compass: {
  build: {
    options: {
      sassDir: 'sass',
      cssDir: 'css',
      outputStyle: 'compressed'

Next up is the compass configuration. Keeping things super simple, I just specify the sass directory and the CSS directory. Another option I use is the output style. This can be either nested, expanded, compact, compressed. I’ve have to different tasks for compass. One for development, and one for build and then don’t compress until build. I’d like to implement something like this soon, but a full build of the whole site.

watch: {
  files: '**.*',
  tasks: ['default'],
  options: {

Another simple setup, this time for Watch. This is just so I don’t have to keep running Grunt from the command line every time I want to compile my Javascript and CSS. I also have live reload enabled so even more automation.

todos: {
  options: {
    verbose: true
  src : ['**/*.js']

Lastly, ‘to dos’. This looks at all the Javascript files, specified in the SRC option, and looks for a comment contain ‘to do’. It’s super awesome, if you use a lot of Javascript. When Grunt ‘to do’ is run, it will show you what file the ‘to do’ is in, what line it’s on and what you’ve written in the comment after the ‘to do’.

  // Default task(s).
  grunt.registerTask('default', ['uglify', 'compass']);

After loading all the plugins, you can then specify different tasks. This one is a default task which runs Uglify, and Compass. Watch is not included in this as I run Grunt Watch, which then watches the default task.

That’s my Grunt setup so far, I’ve only been using it for a couple of days, and I’m still learning, but it’s working super well for me so far.

Now I’ll talk about Codekit and Hammer, mainly hammer as it has more features but both do pretty much the same job. They both do the same jobs as Grunt (uglify, minify, all that good stuff) but with the lack of plugins, there’s no expansion.

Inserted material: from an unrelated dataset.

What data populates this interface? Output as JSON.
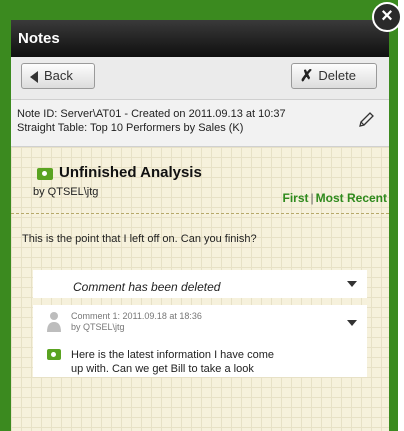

Even though there’s no expansion, Hammer has a lot of awesome features. First of all, it does you’re compiling and minifying of your Javascript, Haml and Sass, as you would expect. You can define all you’re inputs and out puts without having to edit any files.

Next up, we have ‘to dos’. I love these. Just stick in a comment with ‘to do’ in it and it will highlight them all in a pane on the app. This is part of Hammer tags, and it doesn’t just stop there. Other Hammer tags include clever paths, which find the file you mean without the path. Something similar is ‘HTML includes’. This allows you to use a similar set up to Wordpress, in which, for example, you have a header.html and then just @include it in the HTML file you would like. Easy.

My absolute favourite Hammer function is publishing builds. This allows you to quickly posts builds online to show to your client or get some feedback on it. It also has some slight version control. Every time you upload a new build, it has a suffix of the upload count, so you can see what changes you’ve made side by side.

Overall, I do love Hammer. It’s a great little app and super easy to use. It has amazing functionality, even though it has no plugins, and it meets the needs of most web developers.

Still asking which one is for you? Let me give some advice. If you don’t mind working in the terminal, or prefer it, then definitely go for Grunt and never look back. Its flexibility and expandability is through the roof. I’m going to say that for every feature Hammer has, there will be a plugin. And if there’s not a plugin for your need, make one. But if you prefer a GUI, and don’t mind paying £17, then go for Hammer. It’s a breeze to use and will do a lot of the tasks you need to be done.

So that’s my take on the situation. I’d love to know what you think about the two options and which one your use and why.